M. Shayne Bell's "Anomalous Structures of My Dreams" is a wonderful story about AIDS, nanotech, and loneliness. I hesitate to say much about it, because I think it should be read to be appreciated. Some of the images in this story are achingly beautiful, and it deserves awards. I do not say this lightly.

"The Machine" by M. Rickert is another great story, though not quite as strong as M. Shayne Bell's offering. A recounting of one of the myths of the nightingale's origin, it is beautifully embellished, though the directness of the author's voice in the concluding paragraphs is a bit jarring.

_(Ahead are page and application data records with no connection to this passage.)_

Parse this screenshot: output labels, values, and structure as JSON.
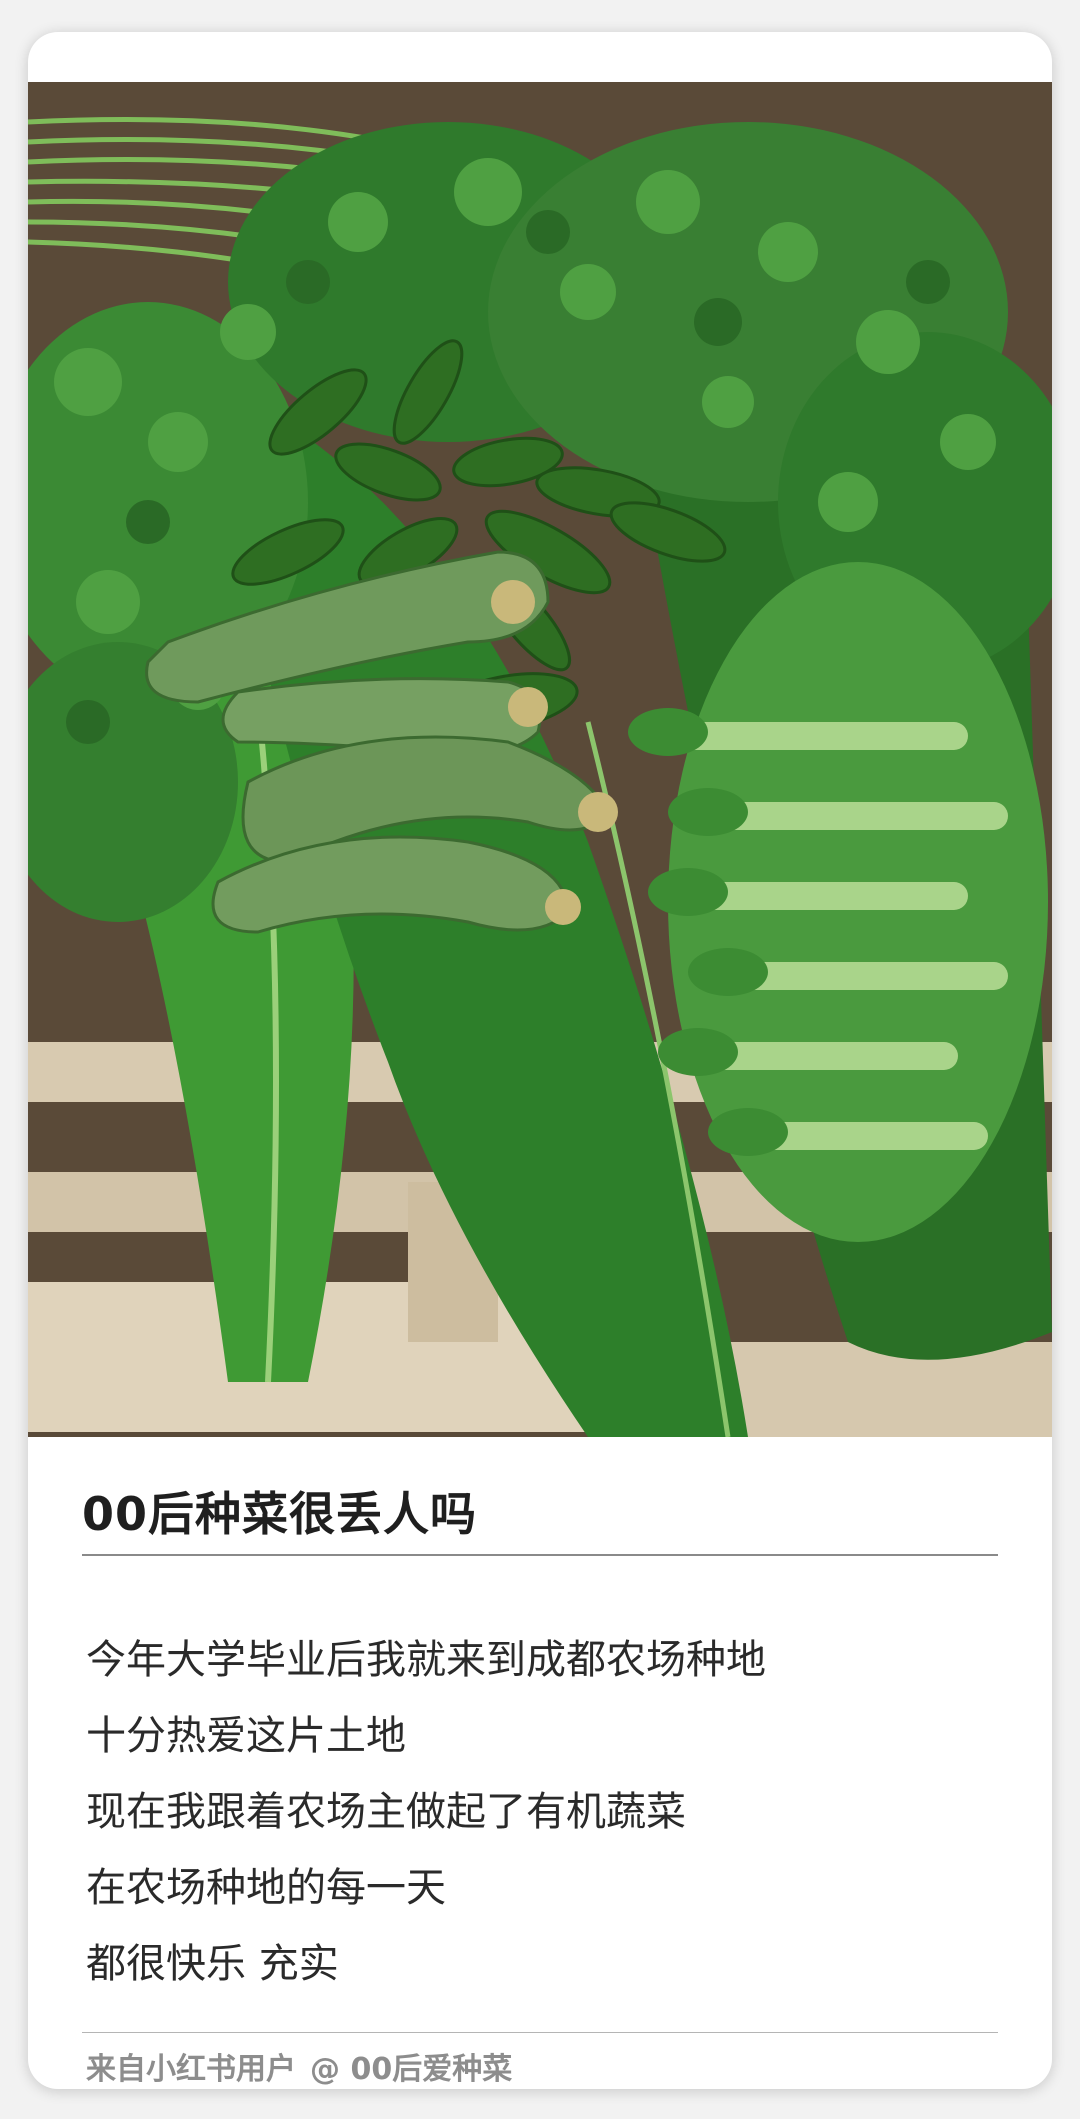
{
  "post": {
    "image_alt_icon": "vegetable-photo",
    "title": "00后种菜很丢人吗",
    "body_lines": [
      "今年大学毕业后我就来到成都农场种地",
      "十分热爱这片土地",
      "现在我跟着农场主做起了有机蔬菜",
      "在农场种地的每一天",
      "都很快乐 充实"
    ],
    "source_label": "来自小红书用户",
    "author_handle": "@ 00后爱种菜"
  },
  "colors": {
    "card_bg": "#ffffff",
    "page_bg": "#f2f2f2",
    "title_text": "#1f1f1f",
    "body_text": "#2a2a2a",
    "footer_text": "#8d8d8d",
    "leaf_green": "#2f7a2c",
    "banana_leaf": "#3f9a34",
    "pallet_wood": "#d9cbb2"
  }
}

Jeremy Minton's "Halfway House" is a well-crafted but somehow unconvincing tale of aliens intervening in the slow death of the Earth--intervening not to save the planet, but to save some of the people, if they can design a creature which will survive on another world selected by the aliens. The human intermediary who inspects the creature designs has a strange love affair with one of the applicants. The ending is powerful, but would be more so if the love affair were more convincing. An interesting story, nonetheless.

Monday, January 13, 2003

Sick of Shadows by Sharyn McCrumb

I've read two of Sharyn McCrumb's novels previous to this one: The Hangman's Beautiful Daughter, a dark and eerie mystery set in Appalachia, and Bimbos of the Death Sun, a slight and cartoonish murder mystery set at a science fiction convention. Sick of Shadows is the first of a series of novels featuring Elizabeth McPherson, which is odd because although she is the primary viewpoint for the first few chapters, she fades into the background somewhat after a while, and doesn't solve the mystery herself. My investigations suggest that this is McCrumb's second novel, and it shows--the dialogue is at times a bit too cute, and the viewpoint floats from character to character distractingly. The characterization of Elizabeth seems a bit off as well. Still, for light reading you could do far worse, and there is enough humor here to make it enjoyable. Fair warning, though, if you're the sort who loves puzzles: I figured out who the murderer was and why about three-quarters of the way through, and I'm really not the sort of person who figures out mysteries before the end. Overall, this is a decent early effort from an author who went on to win every major award in crime fiction.